** Opening RECORD SET block **

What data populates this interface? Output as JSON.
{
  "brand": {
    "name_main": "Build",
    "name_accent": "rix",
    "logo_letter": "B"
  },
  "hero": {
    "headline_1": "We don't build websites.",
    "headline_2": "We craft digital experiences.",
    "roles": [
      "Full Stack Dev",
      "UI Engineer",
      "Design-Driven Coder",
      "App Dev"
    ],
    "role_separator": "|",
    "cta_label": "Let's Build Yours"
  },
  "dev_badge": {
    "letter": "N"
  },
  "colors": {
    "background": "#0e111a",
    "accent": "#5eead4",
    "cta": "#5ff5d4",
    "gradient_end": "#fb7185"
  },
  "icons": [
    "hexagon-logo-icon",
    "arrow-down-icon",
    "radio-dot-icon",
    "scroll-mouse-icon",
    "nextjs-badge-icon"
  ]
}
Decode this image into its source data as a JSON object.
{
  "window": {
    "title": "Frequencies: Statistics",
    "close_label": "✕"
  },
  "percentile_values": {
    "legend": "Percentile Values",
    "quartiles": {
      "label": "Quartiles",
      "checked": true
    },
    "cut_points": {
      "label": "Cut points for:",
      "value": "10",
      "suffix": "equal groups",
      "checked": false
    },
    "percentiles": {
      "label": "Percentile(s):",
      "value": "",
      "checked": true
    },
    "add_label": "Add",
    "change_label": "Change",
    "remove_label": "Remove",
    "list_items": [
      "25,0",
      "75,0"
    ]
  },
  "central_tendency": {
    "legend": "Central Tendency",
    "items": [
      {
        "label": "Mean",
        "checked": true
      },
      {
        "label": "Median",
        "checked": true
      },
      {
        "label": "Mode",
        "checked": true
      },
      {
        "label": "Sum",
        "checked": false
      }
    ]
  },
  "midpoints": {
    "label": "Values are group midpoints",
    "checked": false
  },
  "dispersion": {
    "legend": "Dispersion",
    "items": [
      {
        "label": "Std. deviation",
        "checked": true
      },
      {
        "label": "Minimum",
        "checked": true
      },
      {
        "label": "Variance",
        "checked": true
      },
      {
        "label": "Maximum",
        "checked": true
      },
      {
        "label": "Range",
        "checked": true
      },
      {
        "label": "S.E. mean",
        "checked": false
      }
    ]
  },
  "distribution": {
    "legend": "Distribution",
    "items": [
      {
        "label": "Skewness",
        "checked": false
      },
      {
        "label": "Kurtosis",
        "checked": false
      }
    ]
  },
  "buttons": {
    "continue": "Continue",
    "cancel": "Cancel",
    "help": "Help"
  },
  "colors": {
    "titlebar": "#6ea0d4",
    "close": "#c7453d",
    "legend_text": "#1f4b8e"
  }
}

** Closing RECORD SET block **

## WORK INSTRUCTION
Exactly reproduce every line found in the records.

## RESULT BELOW
What data populates this interface? Output as JSON.
{
  "brand": {
    "name_main": "Build",
    "name_accent": "rix",
    "logo_letter": "B"
  },
  "hero": {
    "headline_1": "We don't build websites.",
    "headline_2": "We craft digital experiences.",
    "roles": [
      "Full Stack Dev",
      "UI Engineer",
      "Design-Driven Coder",
      "App Dev"
    ],
    "role_separator": "|",
    "cta_label": "Let's Build Yours"
  },
  "dev_badge": {
    "letter": "N"
  },
  "colors": {
    "background": "#0e111a",
    "accent": "#5eead4",
    "cta": "#5ff5d4",
    "gradient_end": "#fb7185"
  },
  "icons": [
    "hexagon-logo-icon",
    "arrow-down-icon",
    "radio-dot-icon",
    "scroll-mouse-icon",
    "nextjs-badge-icon"
  ]
}
Decode this image into its source data as a JSON object.
{
  "window": {
    "title": "Frequencies: Statistics",
    "close_label": "✕"
  },
  "percentile_values": {
    "legend": "Percentile Values",
    "quartiles": {
      "label": "Quartiles",
      "checked": true
    },
    "cut_points": {
      "label": "Cut points for:",
      "value": "10",
      "suffix": "equal groups",
      "checked": false
    },
    "percentiles": {
      "label": "Percentile(s):",
      "value": "",
      "checked": true
    },
    "add_label": "Add",
    "change_label": "Change",
    "remove_label": "Remove",
    "list_items": [
      "25,0",
      "75,0"
    ]
  },
  "central_tendency": {
    "legend": "Central Tendency",
    "items": [
      {
        "label": "Mean",
        "checked": true
      },
      {
        "label": "Median",
        "checked": true
      },
      {
        "label": "Mode",
        "checked": true
      },
      {
        "label": "Sum",
        "checked": false
      }
    ]
  },
  "midpoints": {
    "label": "Values are group midpoints",
    "checked": false
  },
  "dispersion": {
    "legend": "Dispersion",
    "items": [
      {
        "label": "Std. deviation",
        "checked": true
      },
      {
        "label": "Minimum",
        "checked": true
      },
      {
        "label": "Variance",
        "checked": true
      },
      {
        "label": "Maximum",
        "checked": true
      },
      {
        "label": "Range",
        "checked": true
      },
      {
        "label": "S.E. mean",
        "checked": false
      }
    ]
  },
  "distribution": {
    "legend": "Distribution",
    "items": [
      {
        "label": "Skewness",
        "checked": false
      },
      {
        "label": "Kurtosis",
        "checked": false
      }
    ]
  },
  "buttons": {
    "continue": "Continue",
    "cancel": "Cancel",
    "help": "Help"
  },
  "colors": {
    "titlebar": "#6ea0d4",
    "close": "#c7453d",
    "legend_text": "#1f4b8e"
  }
}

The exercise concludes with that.